By late February 2023, 30 rapid antigen tests had earned FDA emergency authorization for at-home use without a prescription. Using these tests frequently—for school attendance, before and after a large indoor gathering, prior to seeing a vulnerable person—can help reduce risk of spreading the coronavirus. For many people, it makes sense to keep at least a few of these tests on hand. Rapid tests were once hard to find, especially during the initial Omicron surge, but now they’re more widely available. For much of 2022 and to date in 2023, all US households have been able to request free tests mailed to their homes.
Below are seven antigen test kits authorized by the FDA that we’ve found to be relatively affordable and that are sold through multiple retailers. We list all FDA-authorized tests available for purchase, including some at-home molecular tests kits, below.
The FDA has identified counterfeit versions of the Flowflex test being sold in the US. Read on for how to check for signs of counterfeit tests and what to do if you suspect you have a fake test.

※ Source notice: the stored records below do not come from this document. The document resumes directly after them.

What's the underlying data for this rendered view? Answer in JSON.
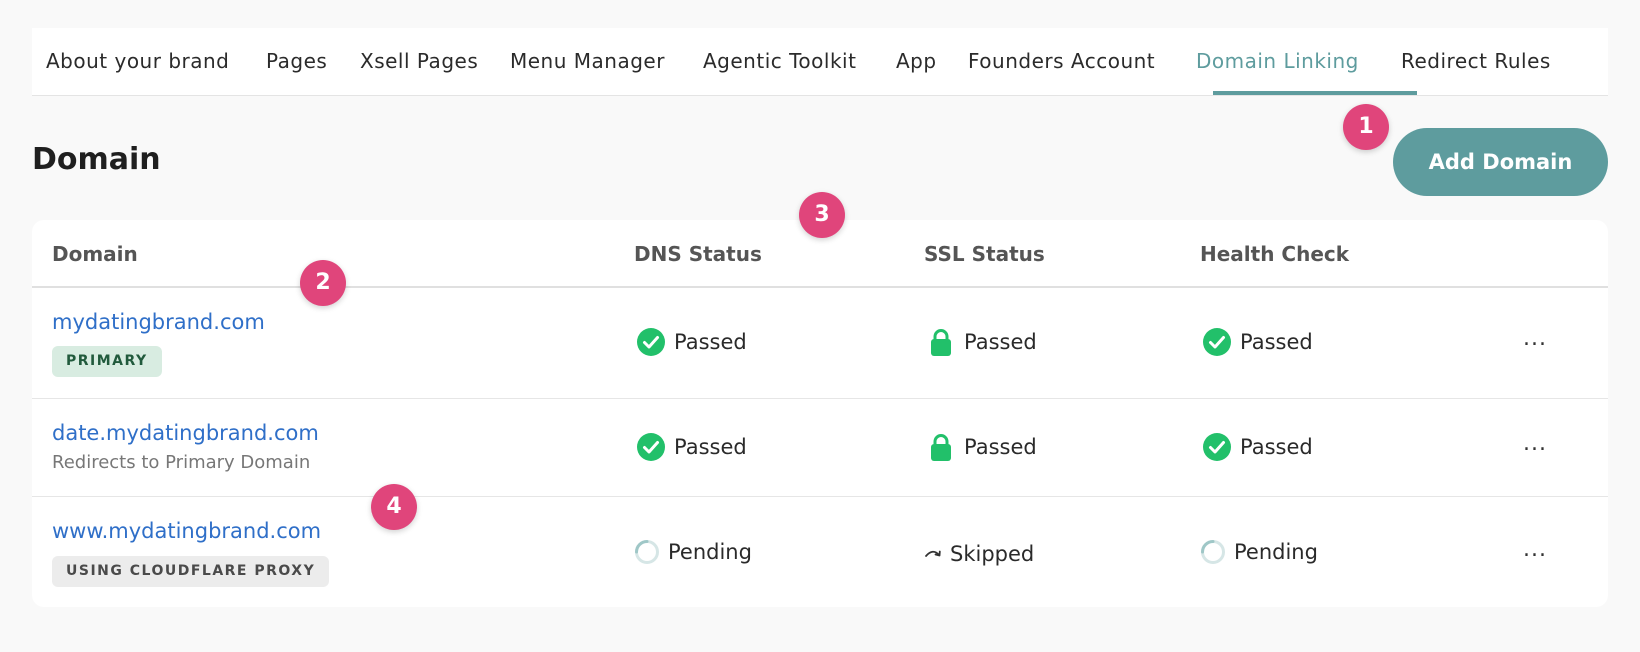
{
  "tabs": [
    {
      "label": "About your brand"
    },
    {
      "label": "Pages"
    },
    {
      "label": "Xsell Pages"
    },
    {
      "label": "Menu Manager"
    },
    {
      "label": "Agentic Toolkit"
    },
    {
      "label": "App"
    },
    {
      "label": "Founders Account"
    },
    {
      "label": "Domain Linking",
      "active": true
    },
    {
      "label": "Redirect Rules"
    }
  ],
  "header": {
    "title": "Domain",
    "add_button": "Add Domain"
  },
  "table": {
    "columns": [
      "Domain",
      "DNS Status",
      "SSL Status",
      "Health Check"
    ],
    "rows": [
      {
        "domain": "mydatingbrand.com",
        "badge": "PRIMARY",
        "dns": "Passed",
        "ssl": "Passed",
        "health": "Passed",
        "more": "..."
      },
      {
        "domain": "date.mydatingbrand.com",
        "note": "Redirects to Primary Domain",
        "dns": "Passed",
        "ssl": "Passed",
        "health": "Passed",
        "more": "..."
      },
      {
        "domain": "www.mydatingbrand.com",
        "badge": "USING CLOUDFLARE PROXY",
        "dns": "Pending",
        "ssl": "Skipped",
        "health": "Pending",
        "more": "..."
      }
    ]
  },
  "markers": [
    "1",
    "2",
    "3",
    "4"
  ],
  "icons": {
    "passed": "check-circle-icon",
    "ssl_passed": "lock-icon",
    "pending": "spinner-icon",
    "skipped": "skip-arrow-icon"
  },
  "colors": {
    "accent": "#5e9c9e",
    "link": "#2f6fc8",
    "success": "#22c06a",
    "marker": "#e0457b",
    "pending": "#9fc7c7"
  }
}
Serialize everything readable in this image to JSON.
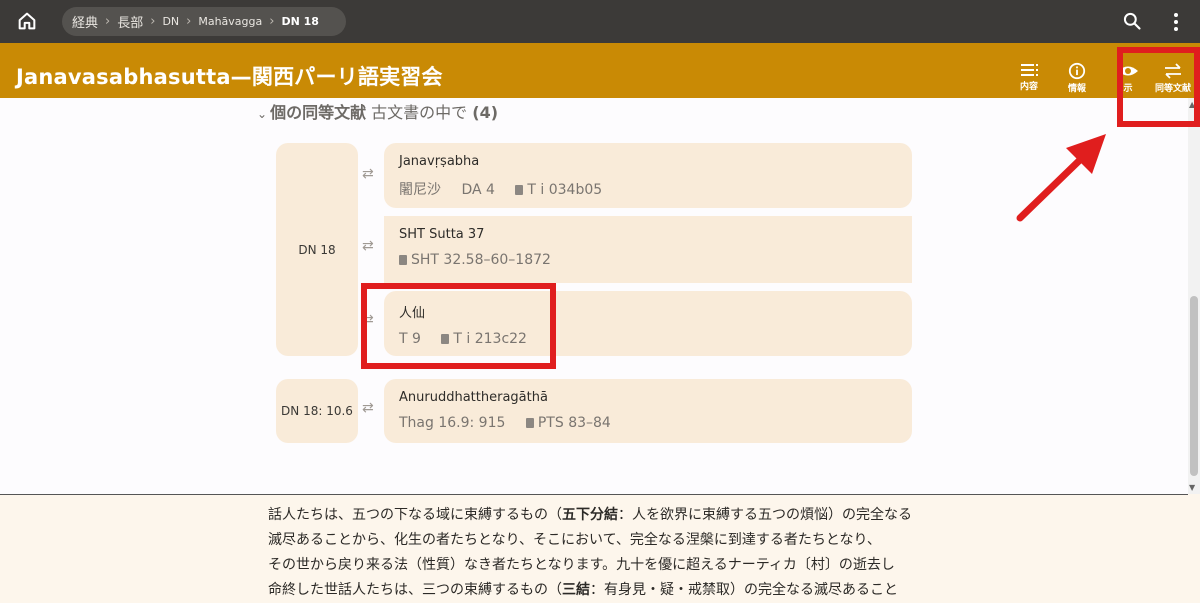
{
  "breadcrumb": [
    "経典",
    "長部",
    "DN",
    "Mahāvagga",
    "DN 18"
  ],
  "title": "Janavasabhasutta—関西パーリ語実習会",
  "toolbar": {
    "contents_label": "内容",
    "info_label": "情報",
    "view_label": "示",
    "parallels_label": "同等文献"
  },
  "section": {
    "title": "個の同等文献",
    "subtitle": "古文書の中で",
    "count": "(4)"
  },
  "groups": [
    {
      "source": "DN 18",
      "parallels": [
        {
          "name": "Janavṛṣabha",
          "refs": [
            "闍尼沙",
            "DA 4"
          ],
          "book": "T i 034b05"
        },
        {
          "name": "SHT Sutta 37",
          "refs": [],
          "book": "SHT 32.58–60–1872"
        },
        {
          "name": "人仙",
          "refs": [
            "T 9"
          ],
          "book": "T i 213c22"
        }
      ]
    },
    {
      "source": "DN 18: 10.6",
      "parallels": [
        {
          "name": "Anuruddhattheragāthā",
          "refs": [
            "Thag 16.9: 915"
          ],
          "book": "PTS 83–84"
        }
      ]
    }
  ],
  "body": {
    "line1_a": "話人たちは、五つの下なる域に束縛するもの（",
    "line1_b": "五下分結",
    "line1_c": "：人を欲界に束縛する五つの煩悩）の完全なる",
    "line2": "滅尽あることから、化生の者たちとなり、そこにおいて、完全なる涅槃に到達する者たちとなり、",
    "line3": "その世から戻り来る法（性質）なき者たちとなります。九十を優に超えるナーティカ〔村〕の逝去し",
    "line4_a": "命終した世話人たちは、三つの束縛するもの（",
    "line4_b": "三結",
    "line4_c": "：有身見・疑・戒禁取）の完全なる滅尽あること"
  },
  "colors": {
    "topbar": "#3c3a38",
    "titlebar": "#c98a05",
    "card": "#f9ebd9",
    "highlight": "#e01e1e"
  }
}
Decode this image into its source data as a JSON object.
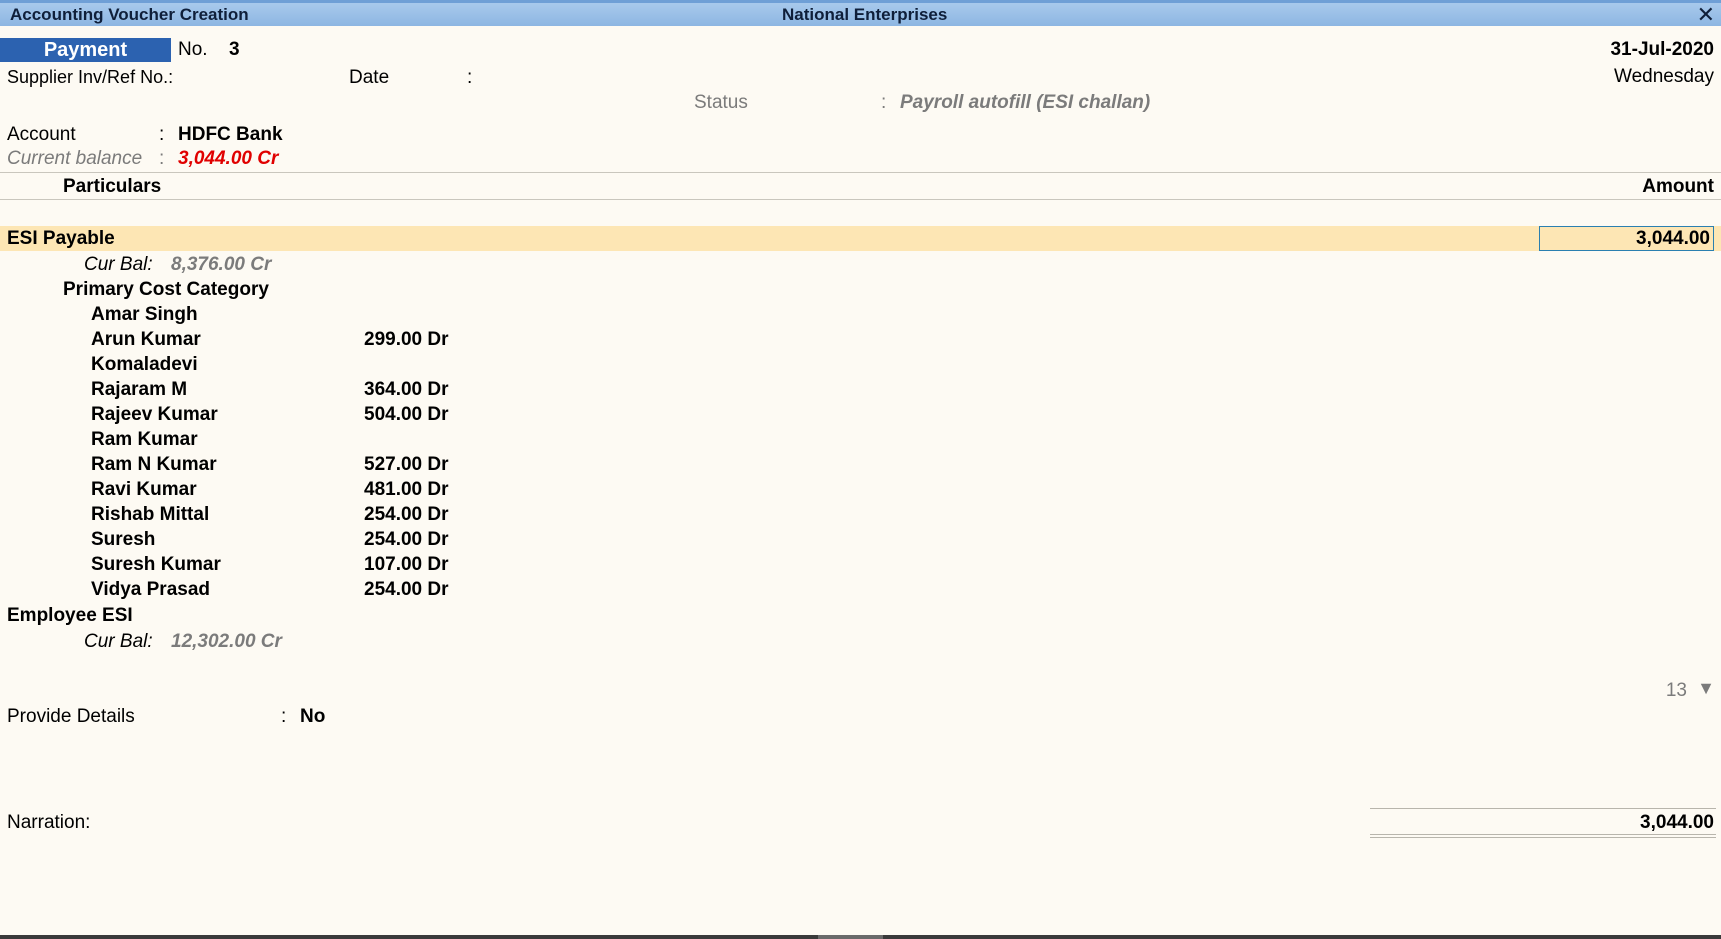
{
  "window": {
    "title": "Accounting Voucher Creation",
    "company": "National Enterprises",
    "close_glyph": "✕"
  },
  "voucher": {
    "type": "Payment",
    "no_label": "No.",
    "no_value": "3",
    "date_value": "31-Jul-2020",
    "day": "Wednesday",
    "supplier_label": "Supplier Inv/Ref No.:",
    "date_label": "Date",
    "date_colon": ":",
    "status_label": "Status",
    "status_colon": ":",
    "status_value": "Payroll autofill (ESI challan)"
  },
  "account": {
    "label": "Account",
    "colon": ":",
    "value": "HDFC Bank",
    "balance_label": "Current balance",
    "balance_colon": ":",
    "balance_value": "3,044.00 Cr"
  },
  "table": {
    "particulars_header": "Particulars",
    "amount_header": "Amount"
  },
  "ledger1": {
    "name": "ESI Payable",
    "amount": "3,044.00",
    "curbal_label": "Cur Bal:",
    "curbal_value": "8,376.00 Cr",
    "cost_category": "Primary Cost Category",
    "cost_centres": [
      {
        "name": "Amar Singh",
        "amount": ""
      },
      {
        "name": "Arun Kumar",
        "amount": "299.00 Dr"
      },
      {
        "name": "Komaladevi",
        "amount": ""
      },
      {
        "name": "Rajaram M",
        "amount": "364.00 Dr"
      },
      {
        "name": "Rajeev Kumar",
        "amount": "504.00 Dr"
      },
      {
        "name": "Ram Kumar",
        "amount": ""
      },
      {
        "name": "Ram N Kumar",
        "amount": "527.00 Dr"
      },
      {
        "name": "Ravi Kumar",
        "amount": "481.00 Dr"
      },
      {
        "name": "Rishab Mittal",
        "amount": "254.00 Dr"
      },
      {
        "name": "Suresh",
        "amount": "254.00 Dr"
      },
      {
        "name": "Suresh Kumar",
        "amount": "107.00 Dr"
      },
      {
        "name": "Vidya Prasad",
        "amount": "254.00 Dr"
      }
    ]
  },
  "ledger2": {
    "name": "Employee ESI",
    "curbal_label": "Cur Bal:",
    "curbal_value": "12,302.00 Cr"
  },
  "scroll_count": "13",
  "scroll_glyph": "▼",
  "provide_details": {
    "label": "Provide Details",
    "colon": ":",
    "value": "No"
  },
  "narration": {
    "label": "Narration:",
    "total": "3,044.00"
  }
}
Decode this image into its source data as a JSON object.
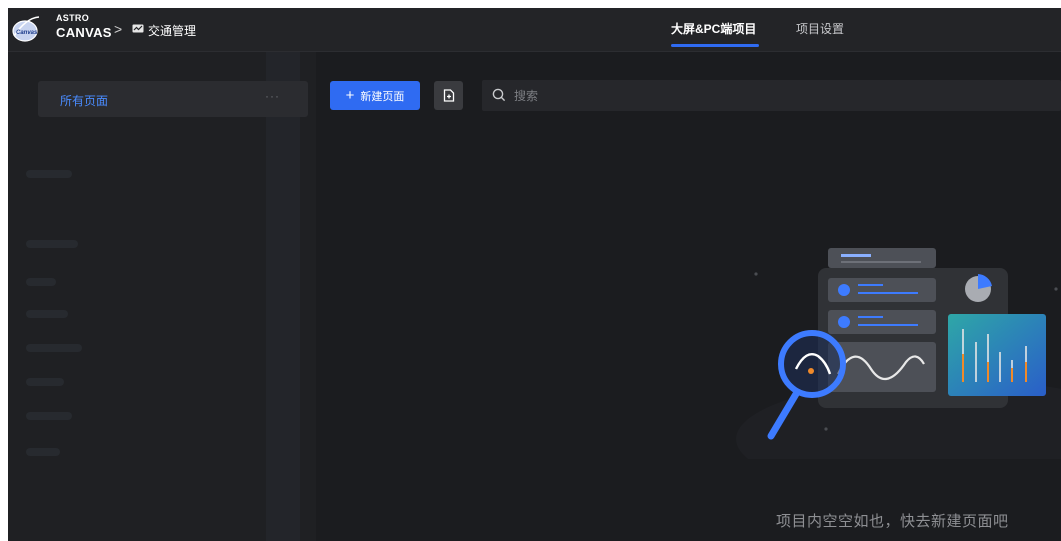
{
  "brand": {
    "line1": "ASTRO",
    "line2": "CANVAS",
    "logo_text": "Canvas"
  },
  "breadcrumb": {
    "separator": ">",
    "current": "交通管理"
  },
  "tabs": [
    {
      "label": "大屏&PC端项目",
      "active": true
    },
    {
      "label": "项目设置",
      "active": false
    }
  ],
  "sidebar": {
    "items": [
      {
        "label": "所有页面",
        "more": "···"
      }
    ]
  },
  "toolbar": {
    "new_label": "新建页面",
    "new_icon": "plus-icon",
    "import_icon": "import-file-icon"
  },
  "search": {
    "placeholder": "搜索"
  },
  "empty_state": {
    "message": "项目内空空如也，快去新建页面吧"
  },
  "colors": {
    "accent": "#2f6bf2",
    "background": "#1b1c1f",
    "topbar": "#232427"
  }
}
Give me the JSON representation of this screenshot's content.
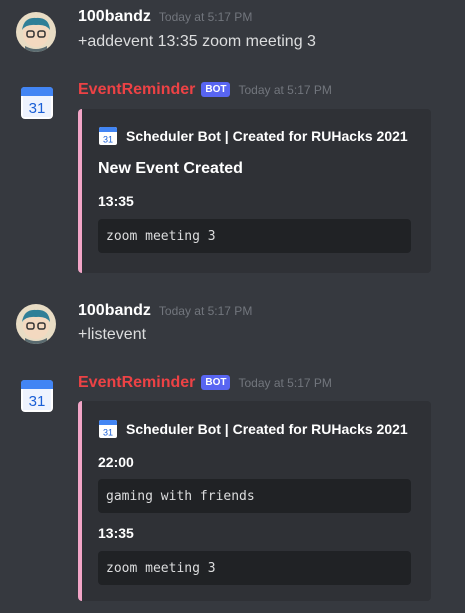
{
  "messages": [
    {
      "username": "100bandz",
      "timestamp": "Today at 5:17 PM",
      "content": "+addevent 13:35 zoom meeting 3",
      "avatar": "anime-avatar-icon"
    },
    {
      "username": "EventReminder",
      "bot_tag": "BOT",
      "timestamp": "Today at 5:17 PM",
      "avatar": "google-calendar-icon",
      "avatar_number": "31",
      "embed": {
        "author_icon_number": "31",
        "author": "Scheduler Bot | Created for RUHacks 2021",
        "title": "New Event Created",
        "fields": [
          {
            "name": "13:35",
            "value": "zoom meeting 3"
          }
        ]
      }
    },
    {
      "username": "100bandz",
      "timestamp": "Today at 5:17 PM",
      "content": "+listevent",
      "avatar": "anime-avatar-icon"
    },
    {
      "username": "EventReminder",
      "bot_tag": "BOT",
      "timestamp": "Today at 5:17 PM",
      "avatar": "google-calendar-icon",
      "avatar_number": "31",
      "embed": {
        "author_icon_number": "31",
        "author": "Scheduler Bot | Created for RUHacks 2021",
        "fields": [
          {
            "name": "22:00",
            "value": "gaming with friends"
          },
          {
            "name": "13:35",
            "value": "zoom meeting 3"
          }
        ]
      }
    }
  ],
  "colors": {
    "background": "#36393f",
    "embed_background": "#2f3136",
    "embed_accent": "#f2a5c7",
    "bot_username": "#ed4245",
    "bot_tag": "#5865f2",
    "code_background": "#202225"
  }
}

As of January 15, 2022 (and through early May 2023), private health insurers are required to cover the cost of up to eight at-home tests per person per month. Insurers have been encouraged to set up programs that will allow people to avoid paying out of pocket or having to submit a claim, and you may be able to pick them up directly at your pharmacy at no cost (the pharmacy automatically bills your insurance). If you do buy a test outside your insurer’s preferred network of pharmacies and retailers, you should still be reimbursed for up to $12 per test (you will have to cover the rest of the cost).
For now, you can also order free tests from COVIDtests.gov. Each residential address is currently allocated four tests, no matter the size of the household.
Access to free at-home COVID tests—by mail, from the federal government, or through private insurance—will likely end with the country’s transition out of a state of public health emergency, beginning May 11, 2023. In an interview with The New York Times, Jennifer Kates, a senior vice president at the Kaiser Family Foundation, recommended that eligible folks stock up on free tests while they can.